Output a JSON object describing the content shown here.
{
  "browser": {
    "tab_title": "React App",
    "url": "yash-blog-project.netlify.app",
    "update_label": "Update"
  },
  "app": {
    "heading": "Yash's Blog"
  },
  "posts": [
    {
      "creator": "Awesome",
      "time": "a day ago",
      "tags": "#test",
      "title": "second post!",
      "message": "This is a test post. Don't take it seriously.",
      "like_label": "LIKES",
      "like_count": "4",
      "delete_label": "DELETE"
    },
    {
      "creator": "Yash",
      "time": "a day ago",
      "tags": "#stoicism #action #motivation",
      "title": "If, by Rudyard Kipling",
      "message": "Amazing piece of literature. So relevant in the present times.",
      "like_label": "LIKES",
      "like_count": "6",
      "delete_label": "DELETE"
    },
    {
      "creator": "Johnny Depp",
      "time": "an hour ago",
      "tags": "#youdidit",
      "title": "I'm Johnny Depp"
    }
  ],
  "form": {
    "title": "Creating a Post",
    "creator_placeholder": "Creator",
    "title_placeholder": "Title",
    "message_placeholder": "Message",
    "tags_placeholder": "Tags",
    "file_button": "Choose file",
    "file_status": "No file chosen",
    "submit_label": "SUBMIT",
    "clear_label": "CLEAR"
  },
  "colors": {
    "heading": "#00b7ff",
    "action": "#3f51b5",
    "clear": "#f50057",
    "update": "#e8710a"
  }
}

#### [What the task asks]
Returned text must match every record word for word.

#### [Answer to the exercise]
Output a JSON object describing the content shown here.
{
  "browser": {
    "tab_title": "React App",
    "url": "yash-blog-project.netlify.app",
    "update_label": "Update"
  },
  "app": {
    "heading": "Yash's Blog"
  },
  "posts": [
    {
      "creator": "Awesome",
      "time": "a day ago",
      "tags": "#test",
      "title": "second post!",
      "message": "This is a test post. Don't take it seriously.",
      "like_label": "LIKES",
      "like_count": "4",
      "delete_label": "DELETE"
    },
    {
      "creator": "Yash",
      "time": "a day ago",
      "tags": "#stoicism #action #motivation",
      "title": "If, by Rudyard Kipling",
      "message": "Amazing piece of literature. So relevant in the present times.",
      "like_label": "LIKES",
      "like_count": "6",
      "delete_label": "DELETE"
    },
    {
      "creator": "Johnny Depp",
      "time": "an hour ago",
      "tags": "#youdidit",
      "title": "I'm Johnny Depp"
    }
  ],
  "form": {
    "title": "Creating a Post",
    "creator_placeholder": "Creator",
    "title_placeholder": "Title",
    "message_placeholder": "Message",
    "tags_placeholder": "Tags",
    "file_button": "Choose file",
    "file_status": "No file chosen",
    "submit_label": "SUBMIT",
    "clear_label": "CLEAR"
  },
  "colors": {
    "heading": "#00b7ff",
    "action": "#3f51b5",
    "clear": "#f50057",
    "update": "#e8710a"
  }
}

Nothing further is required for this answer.